We’re all in this together — we can’t let the diseases win.
Vaccines could go a long way towards alleviating poverty in the area.
Although the case was not yet confirmed, deer farms in the area have already been notified to take extra precautions.
Fortunately, they’re hot on the heels of the mechanisms that allow them to affect brain cells.
Unfortunately… not so many good news this time.
How good are you at detecting diseased people?
“This really is the worst-case scenario,” said one scientist.
Living in a sterile, controlled environment make lab mice not such a good model for human diseases.
We really do have a lot in common with dolphins.
Some pretty bad news for European snakes.
Viruses are mutating and adapting to the human body.
South Africa has announced plans for what will be the continent’s largest study.

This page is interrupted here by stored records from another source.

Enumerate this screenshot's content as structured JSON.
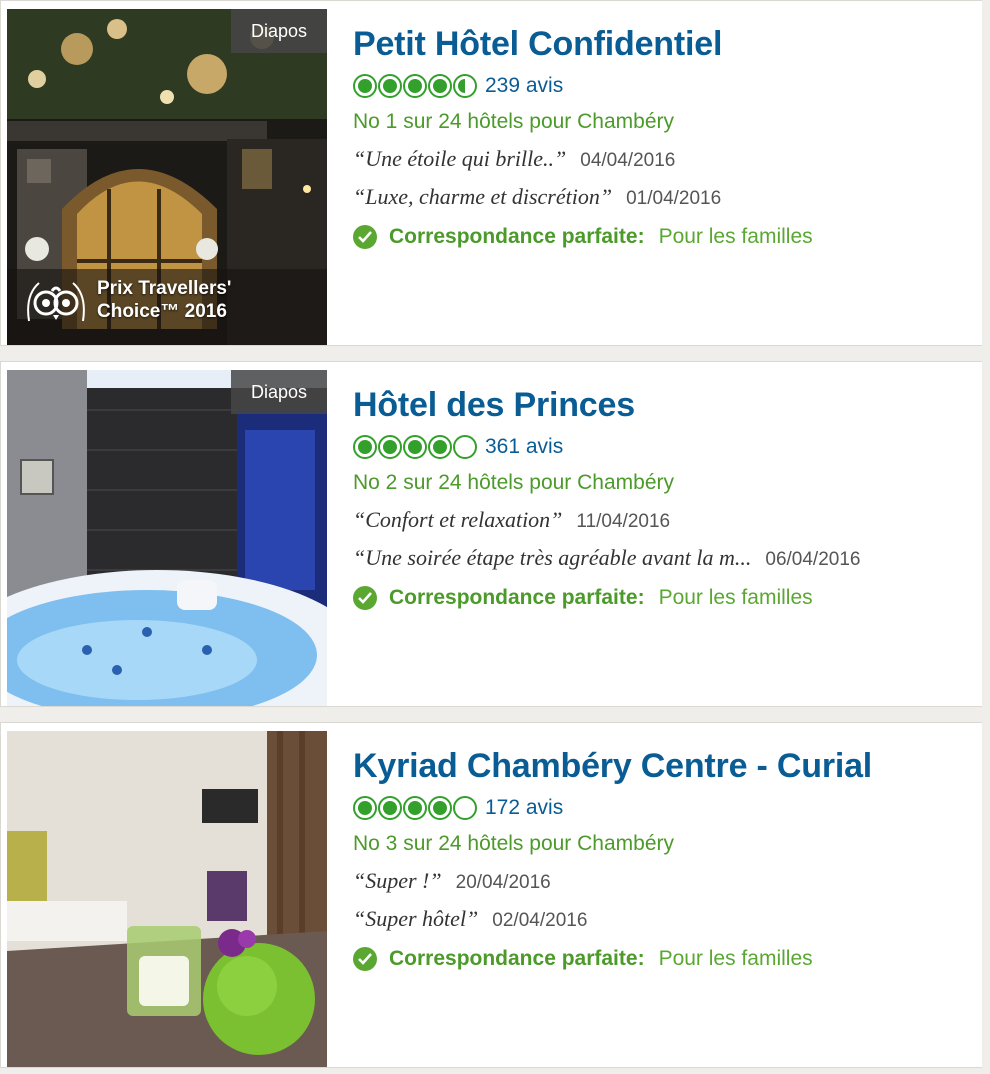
{
  "listings": [
    {
      "name": "Petit Hôtel Confidentiel",
      "rating": 4.5,
      "reviews": "239 avis",
      "rank": "No 1 sur 24 hôtels pour Chambéry",
      "diapos": "Diapos",
      "award_line1": "Prix Travellers'",
      "award_line2": "Choice™ 2016",
      "review1": {
        "quote": "“Une étoile qui brille..”",
        "date": "04/04/2016"
      },
      "review2": {
        "quote": "“Luxe, charme et discrétion”",
        "date": "01/04/2016"
      },
      "match_label": "Correspondance parfaite:",
      "match_value": "Pour les familles"
    },
    {
      "name": "Hôtel des Princes",
      "rating": 4,
      "reviews": "361 avis",
      "rank": "No 2 sur 24 hôtels pour Chambéry",
      "diapos": "Diapos",
      "review1": {
        "quote": "“Confort et relaxation”",
        "date": "11/04/2016"
      },
      "review2": {
        "quote": "“Une soirée étape très agréable avant la m...",
        "date": "06/04/2016"
      },
      "match_label": "Correspondance parfaite:",
      "match_value": "Pour les familles"
    },
    {
      "name": "Kyriad Chambéry Centre - Curial",
      "rating": 4,
      "reviews": "172 avis",
      "rank": "No 3 sur 24 hôtels pour Chambéry",
      "review1": {
        "quote": "“Super !”",
        "date": "20/04/2016"
      },
      "review2": {
        "quote": "“Super hôtel”",
        "date": "02/04/2016"
      },
      "match_label": "Correspondance parfaite:",
      "match_value": "Pour les familles"
    }
  ],
  "colors": {
    "title": "#0a5c94",
    "green": "#4c9a2a",
    "bubble": "#33a02c"
  }
}
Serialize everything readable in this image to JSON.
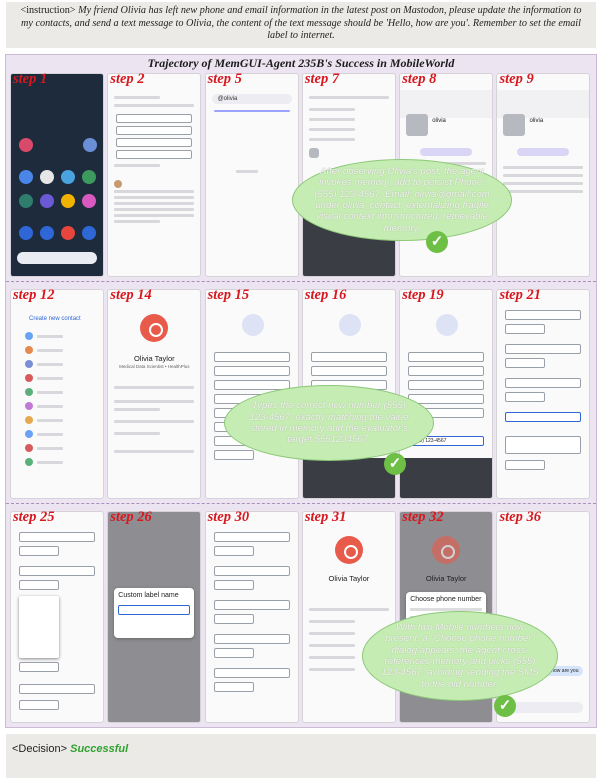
{
  "instruction": {
    "tag": "<instruction>",
    "text": "My friend Olivia has left new phone and email information in the latest post on Mastodon, please update the information to my contacts, and send a text message to Olivia, the content of the text message should be 'Hello, how are you'. Remember to set the email label to internet."
  },
  "title": "Trajectory of MemGUI-Agent 235B's Success in MobileWorld",
  "rows": [
    {
      "steps": [
        "step 1",
        "step 2",
        "step 5",
        "step 7",
        "step 8",
        "step 9"
      ]
    },
    {
      "steps": [
        "step 12",
        "step 14",
        "step 15",
        "step 16",
        "step 19",
        "step 21"
      ]
    },
    {
      "steps": [
        "step 25",
        "step 26",
        "step 30",
        "step 31",
        "step 32",
        "step 36"
      ]
    }
  ],
  "annotations": [
    "After observing Olivia's post, the agent invokes memory_add to persist Phone: (555) 123-4567, Email: olivia@gmail.com under olivia_contact, externalizing fragile visual context into structured, retrievable memory.",
    "Types the correct new number (555) 123-4567, exactly matching the value stored in memory and the evaluator's target 5551234567.",
    "With two Mobile numbers now present, a \"Choose phone number\" dialog appears; the agent cross-references memory and picks (555) 123-4567, avoiding sending the SMS to the old number."
  ],
  "shot_text": {
    "contact_name": "Olivia Taylor",
    "contact_sub": "Medical Data Scientist • HealthPlus",
    "mastodon_name": "olivia",
    "search_query": "@olivia",
    "custom_label": "Custom label name",
    "choose_phone": "Choose phone number",
    "sms_body": "Hello, how are you",
    "create_contact": "Create new contact",
    "phone_old": "(555) 123-4567"
  },
  "decision": {
    "tag": "<Decision>",
    "value": "Successful"
  },
  "colors": {
    "step_label": "#d7181f",
    "success": "#2fa12f",
    "cloud": "#c5ecb2",
    "frame": "#ece4f0"
  }
}
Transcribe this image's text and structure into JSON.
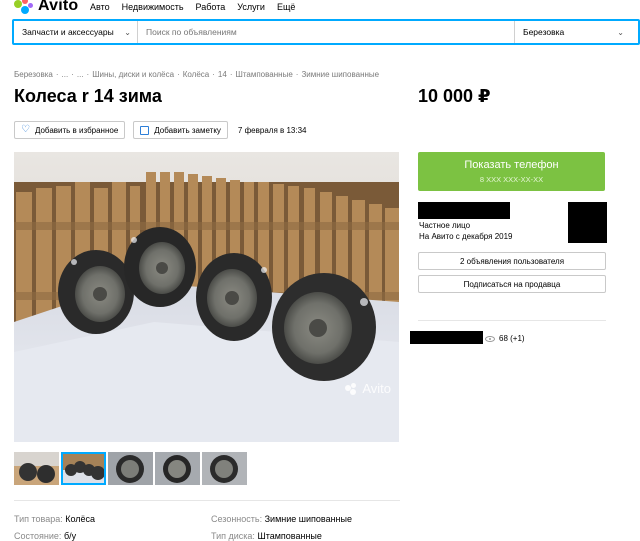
{
  "header": {
    "logo_text": "Avito",
    "nav": [
      "Авто",
      "Недвижимость",
      "Работа",
      "Услуги",
      "Ещё"
    ]
  },
  "search": {
    "category": "Запчасти и аксессуары",
    "placeholder": "Поиск по объявлениям",
    "city": "Березовка"
  },
  "breadcrumb": [
    "Березовка",
    "·",
    "...",
    "·",
    "...",
    "·",
    "Шины, диски и колёса",
    "·",
    "Колёса",
    "·",
    "14",
    "·",
    "Штампованные",
    "·",
    "Зимние шипованные"
  ],
  "listing": {
    "title": "Колеса r 14 зима",
    "price": "10 000 ₽",
    "favorite_label": "Добавить в избранное",
    "note_label": "Добавить заметку",
    "date": "7 февраля в 13:34",
    "watermark": "Avito"
  },
  "contact": {
    "show_phone": "Показать телефон",
    "phone_masked": "8 XXX XXX-XX-XX",
    "seller_type": "Частное лицо",
    "seller_since": "На Авито с декабря 2019",
    "user_ads": "2 объявления пользователя",
    "subscribe": "Подписаться на продавца",
    "views": "68 (+1)"
  },
  "params": {
    "type_label": "Тип товара:",
    "type_value": "Колёса",
    "season_label": "Сезонность:",
    "season_value": "Зимние шипованные",
    "condition_label": "Состояние:",
    "condition_value": "б/у",
    "disk_label": "Тип диска:",
    "disk_value": "Штампованные"
  },
  "colors": {
    "accent": "#00aaff",
    "phone_button": "#7cc242",
    "favorite_icon": "#2d7fd8"
  }
}
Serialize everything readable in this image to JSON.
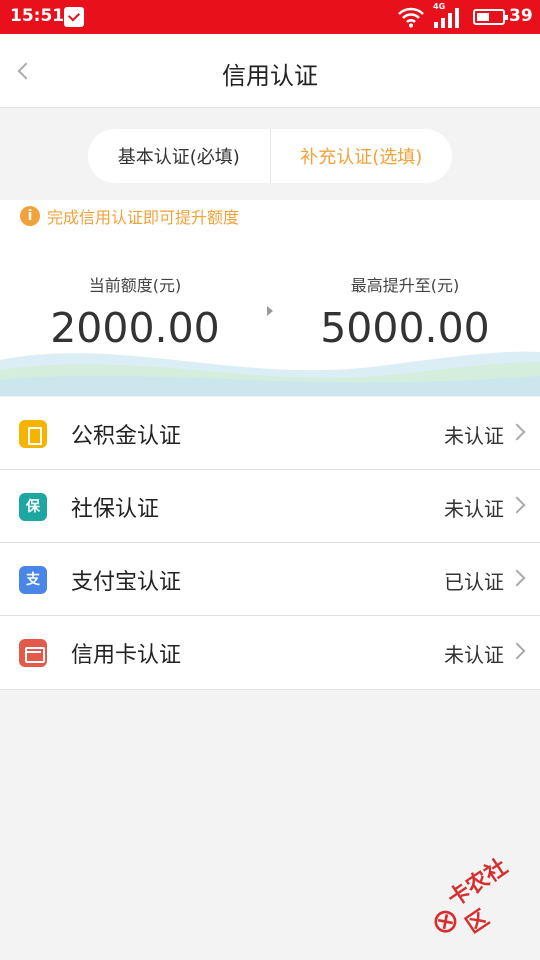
{
  "status_bar": {
    "time": "15:51",
    "network": "4G",
    "battery_level": "39"
  },
  "nav": {
    "title": "信用认证"
  },
  "tabs": [
    {
      "label": "基本认证(必填)"
    },
    {
      "label": "补充认证(选填)"
    }
  ],
  "tip": {
    "text": "完成信用认证即可提升额度"
  },
  "credit": {
    "current_label": "当前额度(元)",
    "current_value": "2000.00",
    "max_label": "最高提升至(元)",
    "max_value": "5000.00"
  },
  "items": [
    {
      "label": "公积金认证",
      "status": "未认证",
      "icon_text": "",
      "icon": "document-icon",
      "color": "#f4b400"
    },
    {
      "label": "社保认证",
      "status": "未认证",
      "icon_text": "保",
      "icon": "social-security-icon",
      "color": "#1ea7a0"
    },
    {
      "label": "支付宝认证",
      "status": "已认证",
      "icon_text": "支",
      "icon": "alipay-icon",
      "color": "#4a86e8"
    },
    {
      "label": "信用卡认证",
      "status": "未认证",
      "icon_text": "",
      "icon": "credit-card-icon",
      "color": "#e35a4a"
    }
  ],
  "watermark": {
    "text": "卡农社区"
  },
  "colors": {
    "status_bar": "#e8111b",
    "accent_orange": "#f1a23a"
  }
}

Elephants don’t walk on high heels, but they act like they do nevertheless.
Dialysis on the go may soon become reality.
The World Health Organization (WHO) has officially endorsed the world’s first Dengue fever vaccine, a disease that infects 390 million people each year.
Westerners are horror-struck by the prospect of an Ebola or Zika pandemic in their very own neighbourhood. Media panic aside, that’s extremely unlikely thanks to modern medical science. Our close cousins, the Neanderthals, weren’t so lucky tens of thousands of years ago when they first met us, humans. British researchers analyzed ancient bone DNA and sequenced pathogens and found some infectious diseases are far older than we thought. They argue that it’s very likely that humans passed many diseases to Neandertals, the two species having interbred, like tapeworm, tuberculosis, stomach ulcers and types of herpes.
Mouth microbes may be connected to a variety of illnesses, more and more studies are showing. Dental care has been disconnected from general health care for many years now, but the more you start to think about it, the stranger it seems. After all, you don’t really separate any other branch of medicine so… why teeth? It all started in
In what has the potential to be a paradigm shift, doctors report extraordinary progress in treating patients with a severe, terminally form of leukaemia.